Your answer must consist of every line from the data below that includes the word "gmail".
+++ Given entries +++
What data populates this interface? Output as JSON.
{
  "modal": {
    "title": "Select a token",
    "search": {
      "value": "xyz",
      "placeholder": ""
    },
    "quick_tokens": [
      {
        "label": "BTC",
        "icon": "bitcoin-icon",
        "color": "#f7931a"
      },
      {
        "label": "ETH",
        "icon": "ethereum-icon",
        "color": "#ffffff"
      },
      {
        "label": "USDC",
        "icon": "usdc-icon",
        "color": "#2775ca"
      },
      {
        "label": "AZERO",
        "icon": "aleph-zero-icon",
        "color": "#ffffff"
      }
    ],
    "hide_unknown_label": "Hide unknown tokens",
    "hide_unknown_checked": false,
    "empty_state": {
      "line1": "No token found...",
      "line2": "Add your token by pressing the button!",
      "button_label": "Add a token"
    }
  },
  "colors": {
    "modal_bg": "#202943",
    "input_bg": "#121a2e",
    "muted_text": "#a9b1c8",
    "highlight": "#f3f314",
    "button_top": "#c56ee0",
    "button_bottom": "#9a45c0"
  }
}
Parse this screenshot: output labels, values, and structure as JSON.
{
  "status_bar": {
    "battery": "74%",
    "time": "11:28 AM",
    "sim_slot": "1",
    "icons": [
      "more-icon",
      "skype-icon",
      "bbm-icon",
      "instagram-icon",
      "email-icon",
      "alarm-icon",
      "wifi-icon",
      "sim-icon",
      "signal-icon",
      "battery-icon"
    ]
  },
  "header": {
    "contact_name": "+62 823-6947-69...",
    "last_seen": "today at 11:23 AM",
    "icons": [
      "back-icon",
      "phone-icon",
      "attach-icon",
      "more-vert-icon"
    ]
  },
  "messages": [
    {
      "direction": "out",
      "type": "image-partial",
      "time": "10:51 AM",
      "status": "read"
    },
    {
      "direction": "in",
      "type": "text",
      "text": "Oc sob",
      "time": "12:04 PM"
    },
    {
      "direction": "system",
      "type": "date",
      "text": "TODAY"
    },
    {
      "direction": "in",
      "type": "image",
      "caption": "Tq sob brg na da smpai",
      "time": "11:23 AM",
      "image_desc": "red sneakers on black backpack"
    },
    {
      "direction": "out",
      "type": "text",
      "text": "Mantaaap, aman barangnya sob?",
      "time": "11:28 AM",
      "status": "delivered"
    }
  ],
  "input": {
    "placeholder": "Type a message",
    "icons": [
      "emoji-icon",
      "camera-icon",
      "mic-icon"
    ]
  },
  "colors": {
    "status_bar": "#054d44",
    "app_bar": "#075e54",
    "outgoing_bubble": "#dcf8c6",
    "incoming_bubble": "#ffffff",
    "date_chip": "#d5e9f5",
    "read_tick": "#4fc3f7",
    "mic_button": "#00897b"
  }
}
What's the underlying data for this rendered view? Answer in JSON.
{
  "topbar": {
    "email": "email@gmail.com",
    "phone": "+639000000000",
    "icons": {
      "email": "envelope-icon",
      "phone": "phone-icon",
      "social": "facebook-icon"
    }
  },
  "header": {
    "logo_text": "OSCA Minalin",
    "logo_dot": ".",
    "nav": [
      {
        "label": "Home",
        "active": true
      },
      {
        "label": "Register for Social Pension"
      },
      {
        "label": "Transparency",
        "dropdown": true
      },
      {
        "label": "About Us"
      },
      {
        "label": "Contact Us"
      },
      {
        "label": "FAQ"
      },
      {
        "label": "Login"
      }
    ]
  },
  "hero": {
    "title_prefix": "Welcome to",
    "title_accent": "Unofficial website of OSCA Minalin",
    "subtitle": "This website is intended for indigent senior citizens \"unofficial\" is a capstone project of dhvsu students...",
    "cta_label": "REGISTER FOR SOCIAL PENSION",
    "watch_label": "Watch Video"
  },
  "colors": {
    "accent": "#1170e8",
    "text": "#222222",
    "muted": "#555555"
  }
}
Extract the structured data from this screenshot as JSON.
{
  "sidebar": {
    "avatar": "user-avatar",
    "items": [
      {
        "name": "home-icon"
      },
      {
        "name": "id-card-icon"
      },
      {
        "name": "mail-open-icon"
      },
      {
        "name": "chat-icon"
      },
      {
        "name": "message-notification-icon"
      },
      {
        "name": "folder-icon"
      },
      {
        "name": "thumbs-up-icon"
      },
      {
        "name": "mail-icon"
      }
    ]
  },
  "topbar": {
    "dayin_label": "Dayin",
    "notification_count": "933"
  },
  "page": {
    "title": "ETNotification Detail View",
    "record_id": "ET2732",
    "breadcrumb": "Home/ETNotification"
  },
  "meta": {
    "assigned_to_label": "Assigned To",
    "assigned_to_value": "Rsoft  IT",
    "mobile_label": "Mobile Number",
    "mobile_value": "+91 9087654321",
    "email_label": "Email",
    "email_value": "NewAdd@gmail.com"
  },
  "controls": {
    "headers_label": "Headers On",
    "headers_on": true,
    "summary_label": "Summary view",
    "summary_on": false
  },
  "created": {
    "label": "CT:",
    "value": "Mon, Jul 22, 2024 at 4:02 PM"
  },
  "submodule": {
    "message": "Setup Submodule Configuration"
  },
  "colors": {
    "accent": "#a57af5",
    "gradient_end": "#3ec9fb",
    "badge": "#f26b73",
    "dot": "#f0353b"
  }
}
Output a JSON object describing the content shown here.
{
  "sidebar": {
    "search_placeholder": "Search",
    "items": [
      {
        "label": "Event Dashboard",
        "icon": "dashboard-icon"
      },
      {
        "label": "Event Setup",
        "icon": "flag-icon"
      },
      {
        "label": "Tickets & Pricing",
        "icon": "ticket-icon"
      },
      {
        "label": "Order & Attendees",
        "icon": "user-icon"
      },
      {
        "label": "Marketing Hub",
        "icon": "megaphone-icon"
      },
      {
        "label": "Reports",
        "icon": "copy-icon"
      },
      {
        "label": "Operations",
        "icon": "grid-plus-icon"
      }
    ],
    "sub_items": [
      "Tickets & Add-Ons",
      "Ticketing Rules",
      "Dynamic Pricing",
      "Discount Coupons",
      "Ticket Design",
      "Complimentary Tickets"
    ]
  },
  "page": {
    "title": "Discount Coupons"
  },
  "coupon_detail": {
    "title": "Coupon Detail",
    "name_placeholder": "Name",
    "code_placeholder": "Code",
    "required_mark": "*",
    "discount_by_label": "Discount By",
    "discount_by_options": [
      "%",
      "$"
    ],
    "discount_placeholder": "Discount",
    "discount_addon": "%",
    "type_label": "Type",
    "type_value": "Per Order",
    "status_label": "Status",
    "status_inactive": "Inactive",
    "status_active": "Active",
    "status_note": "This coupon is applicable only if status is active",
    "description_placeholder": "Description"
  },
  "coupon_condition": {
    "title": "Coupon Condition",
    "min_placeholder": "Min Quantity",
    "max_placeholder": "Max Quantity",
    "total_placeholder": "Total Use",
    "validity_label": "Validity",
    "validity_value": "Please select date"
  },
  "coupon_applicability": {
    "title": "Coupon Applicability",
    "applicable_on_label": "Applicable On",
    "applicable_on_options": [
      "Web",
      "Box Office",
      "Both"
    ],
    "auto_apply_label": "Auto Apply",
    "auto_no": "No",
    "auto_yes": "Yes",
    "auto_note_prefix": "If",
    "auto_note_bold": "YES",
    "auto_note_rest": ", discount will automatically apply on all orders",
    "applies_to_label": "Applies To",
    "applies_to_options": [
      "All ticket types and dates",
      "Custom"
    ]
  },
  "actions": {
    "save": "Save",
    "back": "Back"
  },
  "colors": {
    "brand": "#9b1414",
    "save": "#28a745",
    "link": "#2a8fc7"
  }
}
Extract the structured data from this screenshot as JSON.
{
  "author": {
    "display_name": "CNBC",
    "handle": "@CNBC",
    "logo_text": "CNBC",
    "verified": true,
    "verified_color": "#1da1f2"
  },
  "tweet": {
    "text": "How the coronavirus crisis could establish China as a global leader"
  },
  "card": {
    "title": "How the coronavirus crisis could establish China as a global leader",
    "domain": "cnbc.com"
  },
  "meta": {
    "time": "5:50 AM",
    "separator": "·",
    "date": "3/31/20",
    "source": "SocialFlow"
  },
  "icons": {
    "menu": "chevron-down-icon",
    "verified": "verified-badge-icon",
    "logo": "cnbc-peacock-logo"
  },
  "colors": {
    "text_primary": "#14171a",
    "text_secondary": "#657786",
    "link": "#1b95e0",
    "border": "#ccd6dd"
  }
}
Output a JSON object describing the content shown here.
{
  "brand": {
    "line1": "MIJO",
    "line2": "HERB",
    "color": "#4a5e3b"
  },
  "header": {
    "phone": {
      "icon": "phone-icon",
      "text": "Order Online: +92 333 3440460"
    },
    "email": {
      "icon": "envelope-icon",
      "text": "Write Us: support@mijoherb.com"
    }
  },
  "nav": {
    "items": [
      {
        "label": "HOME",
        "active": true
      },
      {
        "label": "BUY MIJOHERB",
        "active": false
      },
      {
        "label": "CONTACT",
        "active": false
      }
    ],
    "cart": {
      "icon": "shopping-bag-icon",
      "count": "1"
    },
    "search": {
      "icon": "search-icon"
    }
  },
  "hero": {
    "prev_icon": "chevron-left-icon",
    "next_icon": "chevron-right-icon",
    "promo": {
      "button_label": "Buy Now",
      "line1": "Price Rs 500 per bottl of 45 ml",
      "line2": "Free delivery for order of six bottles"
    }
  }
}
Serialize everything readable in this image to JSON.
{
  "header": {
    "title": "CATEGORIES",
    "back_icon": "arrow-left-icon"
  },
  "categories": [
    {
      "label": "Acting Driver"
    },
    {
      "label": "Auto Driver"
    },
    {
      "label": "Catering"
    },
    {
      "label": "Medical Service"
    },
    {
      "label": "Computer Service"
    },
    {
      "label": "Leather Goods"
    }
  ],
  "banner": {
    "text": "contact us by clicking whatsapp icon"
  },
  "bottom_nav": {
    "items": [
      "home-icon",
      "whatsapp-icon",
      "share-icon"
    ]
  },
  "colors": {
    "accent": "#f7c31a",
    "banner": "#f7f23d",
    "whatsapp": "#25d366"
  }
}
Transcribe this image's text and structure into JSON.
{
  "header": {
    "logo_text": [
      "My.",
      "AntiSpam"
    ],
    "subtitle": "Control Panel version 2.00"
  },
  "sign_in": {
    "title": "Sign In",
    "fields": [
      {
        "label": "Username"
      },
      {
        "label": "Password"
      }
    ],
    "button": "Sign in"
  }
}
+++
Answer to this exercise —
    "email": "email@gmail.com",
    "email_value": "NewAdd@gmail.com"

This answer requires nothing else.